Political equality, Stant said, would mean intransigent problems like poverty and environmental pollution, for example, would be much more likely to be addressed.
“How many new ideas would be sitting around the policy-making table if we could achieve that,” he said. “I think some of the problems we’ve been struggling with for decades and decades, going back to the turn of the century, the last turn of the century, could be solved.”
Stant is under no illusions that realization of his vision is within reach, at least not in the near future. To date, his supporters have only collected 4,000 signatures.

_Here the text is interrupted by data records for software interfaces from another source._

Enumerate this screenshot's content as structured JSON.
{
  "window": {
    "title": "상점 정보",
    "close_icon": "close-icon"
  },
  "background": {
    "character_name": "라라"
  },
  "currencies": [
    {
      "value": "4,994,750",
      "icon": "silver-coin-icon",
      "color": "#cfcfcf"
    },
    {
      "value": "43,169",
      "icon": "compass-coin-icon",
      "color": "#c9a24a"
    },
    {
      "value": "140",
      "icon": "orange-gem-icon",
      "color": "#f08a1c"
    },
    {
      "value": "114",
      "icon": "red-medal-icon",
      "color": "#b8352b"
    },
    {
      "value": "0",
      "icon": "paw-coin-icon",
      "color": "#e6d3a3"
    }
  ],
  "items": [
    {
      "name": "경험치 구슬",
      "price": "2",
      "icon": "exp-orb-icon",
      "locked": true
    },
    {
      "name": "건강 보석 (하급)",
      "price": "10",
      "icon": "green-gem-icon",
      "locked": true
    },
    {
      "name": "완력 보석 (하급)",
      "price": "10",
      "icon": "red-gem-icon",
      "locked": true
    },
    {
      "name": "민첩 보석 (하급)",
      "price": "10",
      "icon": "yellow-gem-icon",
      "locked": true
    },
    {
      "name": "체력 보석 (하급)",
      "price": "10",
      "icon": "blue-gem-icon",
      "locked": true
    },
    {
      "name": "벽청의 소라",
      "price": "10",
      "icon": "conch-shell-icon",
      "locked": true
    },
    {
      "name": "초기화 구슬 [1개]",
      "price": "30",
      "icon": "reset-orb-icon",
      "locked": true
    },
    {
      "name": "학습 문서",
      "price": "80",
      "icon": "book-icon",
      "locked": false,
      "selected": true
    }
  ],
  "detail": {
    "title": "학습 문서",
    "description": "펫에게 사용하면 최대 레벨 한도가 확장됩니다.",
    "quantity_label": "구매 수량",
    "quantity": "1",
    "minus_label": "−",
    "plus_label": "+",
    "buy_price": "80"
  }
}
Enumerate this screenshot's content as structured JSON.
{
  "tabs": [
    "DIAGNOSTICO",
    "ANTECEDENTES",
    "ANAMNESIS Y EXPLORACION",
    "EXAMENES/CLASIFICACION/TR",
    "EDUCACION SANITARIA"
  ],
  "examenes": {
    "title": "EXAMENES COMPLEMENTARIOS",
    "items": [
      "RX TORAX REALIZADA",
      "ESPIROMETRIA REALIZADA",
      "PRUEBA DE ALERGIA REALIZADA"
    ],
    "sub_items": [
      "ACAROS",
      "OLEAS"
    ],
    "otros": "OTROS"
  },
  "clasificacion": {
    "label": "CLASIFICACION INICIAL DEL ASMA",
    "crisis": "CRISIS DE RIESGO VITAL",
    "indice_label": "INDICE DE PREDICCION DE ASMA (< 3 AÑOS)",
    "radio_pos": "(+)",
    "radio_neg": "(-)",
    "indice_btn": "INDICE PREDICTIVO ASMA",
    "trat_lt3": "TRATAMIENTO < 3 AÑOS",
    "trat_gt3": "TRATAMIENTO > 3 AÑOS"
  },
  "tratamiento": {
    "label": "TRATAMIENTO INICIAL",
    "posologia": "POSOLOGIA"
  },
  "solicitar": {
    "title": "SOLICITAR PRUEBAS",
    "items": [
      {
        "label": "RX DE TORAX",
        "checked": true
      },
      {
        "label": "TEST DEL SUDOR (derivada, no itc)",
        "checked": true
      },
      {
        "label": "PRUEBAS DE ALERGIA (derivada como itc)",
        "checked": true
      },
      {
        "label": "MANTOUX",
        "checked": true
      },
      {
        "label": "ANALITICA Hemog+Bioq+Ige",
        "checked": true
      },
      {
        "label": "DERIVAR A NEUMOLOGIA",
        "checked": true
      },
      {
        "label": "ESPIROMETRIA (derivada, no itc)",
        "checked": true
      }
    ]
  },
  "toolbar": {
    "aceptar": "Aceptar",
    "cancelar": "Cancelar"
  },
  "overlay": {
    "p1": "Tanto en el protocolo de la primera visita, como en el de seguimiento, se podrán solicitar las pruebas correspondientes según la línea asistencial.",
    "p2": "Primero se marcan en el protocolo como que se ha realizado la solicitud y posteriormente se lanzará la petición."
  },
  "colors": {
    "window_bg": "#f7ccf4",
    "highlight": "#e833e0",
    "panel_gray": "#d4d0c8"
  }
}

And illustrative of Indiana’s restrictive ballot-access laws, Greens cannot collect signatures next summer and fall, when average citizens are actually focused on politics.
But he believes that the time is overdue for new ideas in politics. And popular political movements have spawned fundamental change in the past.
“It’s always been objectively possible for the people to mobilize and retake their public institutions, especially those of the elections,” he said. “But we’re not doing it.”
And some of the changes he is calling for would require constitutional changes, a subject that he said is taboo in American politics. Still, state and national constitutions were created in different times, times that are far different from the 21st Century.
“It’s not impossible to implement this kind of change,” he said. “If we can’t reclaim the Constitution, and make it live for us, then, well, I don’t think we’re in touch with real democracy.”
And, he reminded those at the meeting, those who seek to re-democratize Indiana and America face daunting odds.
“So, how do we achieve our vision, how do we overcome the odds that are against us?” he asked. “Well, there’s only been one counterweight historically to money, and it sounds like a cliché and sloganistic, but there’s only one possible source of the power with which we will challenge the power of money and retake, reclaim our electoral process, and that’s the power of the people.”
STEVEN HIGGS is editor of the Bloomington Alternative. He can be reached at editor@BloomingtonAlternative.com.